"""
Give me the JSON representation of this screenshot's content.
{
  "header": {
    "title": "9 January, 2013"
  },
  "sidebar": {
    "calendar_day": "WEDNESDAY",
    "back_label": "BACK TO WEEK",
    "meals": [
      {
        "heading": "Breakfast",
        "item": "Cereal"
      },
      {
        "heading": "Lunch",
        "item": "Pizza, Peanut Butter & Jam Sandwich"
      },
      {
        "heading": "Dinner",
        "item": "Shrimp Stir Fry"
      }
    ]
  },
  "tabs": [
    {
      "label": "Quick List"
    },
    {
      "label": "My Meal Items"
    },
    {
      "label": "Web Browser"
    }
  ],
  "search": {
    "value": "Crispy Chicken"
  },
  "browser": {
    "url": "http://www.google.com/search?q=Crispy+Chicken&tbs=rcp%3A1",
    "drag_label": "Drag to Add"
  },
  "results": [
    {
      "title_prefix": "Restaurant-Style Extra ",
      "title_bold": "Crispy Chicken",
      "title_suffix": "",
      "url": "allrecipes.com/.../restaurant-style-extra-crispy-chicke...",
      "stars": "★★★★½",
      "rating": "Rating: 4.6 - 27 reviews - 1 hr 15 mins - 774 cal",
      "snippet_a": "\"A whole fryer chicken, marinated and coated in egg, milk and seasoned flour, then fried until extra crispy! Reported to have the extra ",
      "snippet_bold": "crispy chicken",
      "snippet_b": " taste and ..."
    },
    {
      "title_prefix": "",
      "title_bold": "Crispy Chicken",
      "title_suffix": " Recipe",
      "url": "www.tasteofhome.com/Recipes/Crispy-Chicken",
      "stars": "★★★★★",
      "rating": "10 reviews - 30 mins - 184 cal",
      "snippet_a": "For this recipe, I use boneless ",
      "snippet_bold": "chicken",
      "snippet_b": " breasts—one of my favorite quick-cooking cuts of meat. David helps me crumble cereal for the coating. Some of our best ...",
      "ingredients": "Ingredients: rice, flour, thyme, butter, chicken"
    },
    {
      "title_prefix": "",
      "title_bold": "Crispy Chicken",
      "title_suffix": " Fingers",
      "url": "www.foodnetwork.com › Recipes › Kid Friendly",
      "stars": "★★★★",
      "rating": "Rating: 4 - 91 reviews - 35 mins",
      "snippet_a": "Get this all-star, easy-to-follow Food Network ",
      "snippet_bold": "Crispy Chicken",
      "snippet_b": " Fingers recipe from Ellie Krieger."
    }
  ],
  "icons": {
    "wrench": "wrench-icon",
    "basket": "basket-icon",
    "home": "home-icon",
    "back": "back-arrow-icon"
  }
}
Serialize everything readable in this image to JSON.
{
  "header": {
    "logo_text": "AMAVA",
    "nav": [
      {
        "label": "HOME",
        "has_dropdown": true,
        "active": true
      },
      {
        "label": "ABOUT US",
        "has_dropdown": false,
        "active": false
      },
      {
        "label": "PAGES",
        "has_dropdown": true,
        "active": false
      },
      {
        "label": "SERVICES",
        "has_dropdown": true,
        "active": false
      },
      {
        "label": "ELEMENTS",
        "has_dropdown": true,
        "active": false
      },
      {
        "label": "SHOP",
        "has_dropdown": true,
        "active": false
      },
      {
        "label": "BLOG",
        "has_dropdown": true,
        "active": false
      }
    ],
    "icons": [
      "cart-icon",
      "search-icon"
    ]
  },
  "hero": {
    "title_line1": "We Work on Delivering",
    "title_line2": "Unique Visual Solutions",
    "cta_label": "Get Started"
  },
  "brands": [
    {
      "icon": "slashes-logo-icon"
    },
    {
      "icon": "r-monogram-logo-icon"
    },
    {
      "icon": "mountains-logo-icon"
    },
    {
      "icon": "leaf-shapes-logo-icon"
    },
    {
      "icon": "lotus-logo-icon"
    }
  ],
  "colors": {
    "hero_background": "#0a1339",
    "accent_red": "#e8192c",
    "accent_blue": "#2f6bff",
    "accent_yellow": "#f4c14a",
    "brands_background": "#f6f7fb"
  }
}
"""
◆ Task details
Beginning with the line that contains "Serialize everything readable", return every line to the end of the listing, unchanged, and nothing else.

◆ Result for this exercise
Serialize everything readable in this image to JSON.
{
  "header": {
    "logo_text": "AMAVA",
    "nav": [
      {
        "label": "HOME",
        "has_dropdown": true,
        "active": true
      },
      {
        "label": "ABOUT US",
        "has_dropdown": false,
        "active": false
      },
      {
        "label": "PAGES",
        "has_dropdown": true,
        "active": false
      },
      {
        "label": "SERVICES",
        "has_dropdown": true,
        "active": false
      },
      {
        "label": "ELEMENTS",
        "has_dropdown": true,
        "active": false
      },
      {
        "label": "SHOP",
        "has_dropdown": true,
        "active": false
      },
      {
        "label": "BLOG",
        "has_dropdown": true,
        "active": false
      }
    ],
    "icons": [
      "cart-icon",
      "search-icon"
    ]
  },
  "hero": {
    "title_line1": "We Work on Delivering",
    "title_line2": "Unique Visual Solutions",
    "cta_label": "Get Started"
  },
  "brands": [
    {
      "icon": "slashes-logo-icon"
    },
    {
      "icon": "r-monogram-logo-icon"
    },
    {
      "icon": "mountains-logo-icon"
    },
    {
      "icon": "leaf-shapes-logo-icon"
    },
    {
      "icon": "lotus-logo-icon"
    }
  ],
  "colors": {
    "hero_background": "#0a1339",
    "accent_red": "#e8192c",
    "accent_blue": "#2f6bff",
    "accent_yellow": "#f4c14a",
    "brands_background": "#f6f7fb"
  }
}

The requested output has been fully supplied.